OBJECTIVE: To examine the moderating effects of child-rearing attitudes on the relation between parenting stress and infant behavioral characteristics for mothers of very-low-birth-weight (VLBW) and full-term infants. METHODS: Fifty-six 9-month-old infants (23 VLBW and 33 full-term) and their mothers were the participants. Mothers completed measures of parenting stress, child-rearing attitudes, infant temperament, and infant behavioral problems. RESULTS: The VLBW infants had a higher frequency of behavioral problems, and their mothers reported more child health concerns than the mothers of the full-term infants. Regression analyses showed that the relation between parenting stress and infant distress was moderated at medium and high levels of parental strictness for only the VLBW infants. CONCLUSIONS: The amount of stress the mothers of the VLBW infants experienced was a result of the congruence between their infant's behavioral characteristics and their own child-rearing attitudes. (+info)
The primate amygdala mediates acute fear but not the behavioral and physiological components of anxious temperament.

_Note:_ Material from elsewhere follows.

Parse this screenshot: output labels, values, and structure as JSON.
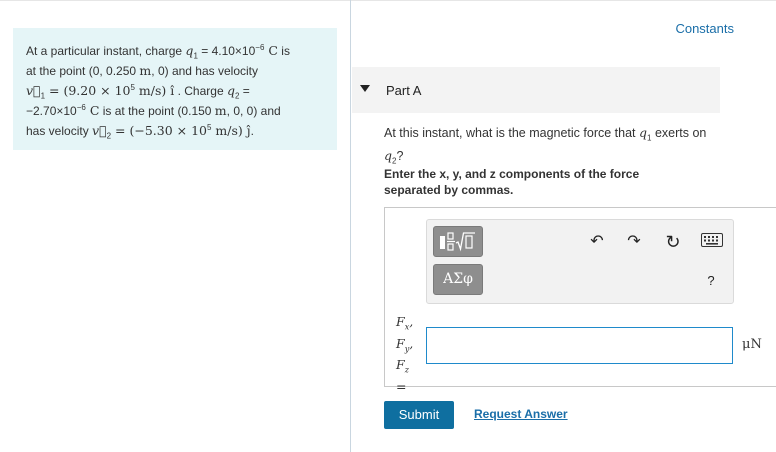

Temperamentally anxious individuals can be identified in childhood and are at risk to develop anxiety and depressive disorders. In addition, these individuals tend to have extreme asymmetric right prefrontal brain activity. Although common and clinically important, little is known about the pathophysiology of anxious temperament. Regardless, indirect evidence from rodent studies and difficult to interpret primate studies is used to support the hypothesis that the amygdala plays a central role. In previous studies using rhesus monkeys, we characterized an anxious temperament endophenotype that is associated with excessive anxiety and fear-related responses and increased electrical activity in right frontal brain regions. To examine the role of the amygdala in mediating this endophenotype and other fearful responses, we prepared monkeys with selective fiber sparing ibotenic acid lesions of the amygdala. Unconditioned trait-like anxiety-fear responses remained intact in monkeys with >95% bilateral amygdala destruction. In addition, the lesions did not affect EEG frontal asymmetry. However, acute unconditioned fear responses, such as those elicited by exposure to a snake and to an unfamiliar threatening conspecific were blunted in monkeys with >70% lesions. These findings demonstrate that the primate amygdala is involved in mediating some acute unconditioned fear responses but challenge the notion that the amygdala is the key structure underlying the dispositional behavioral and physiological characteristics of anxious temperament. (+info)
The relation of daily stressors to somatic and emotional symptoms in children with and without recurrent abdominal pain.
Prior investigations of the relation between stressors and symptoms in children with recurrent abdominal pain (RAP) have focused on major negative life events. This study used consecutive daily telephone interviews to assess daily stressors and symptoms in 154 pediatric patients with RAP and 109 well children. Results showed that patients with RAP reported more frequent daily stressors than well children reported both at home and at school. Idiographic (within-subject) analyses indicated that the association between daily stressors and somatic symptoms was significantly stronger for patients with RAP than for well children. In contrast, the relation between daily stressors and negative affect did not differ between the groups. The relation between daily stressors and somatic symptoms was stronger for patients with RAP who had higher levels of trait negative affectivity. (+info)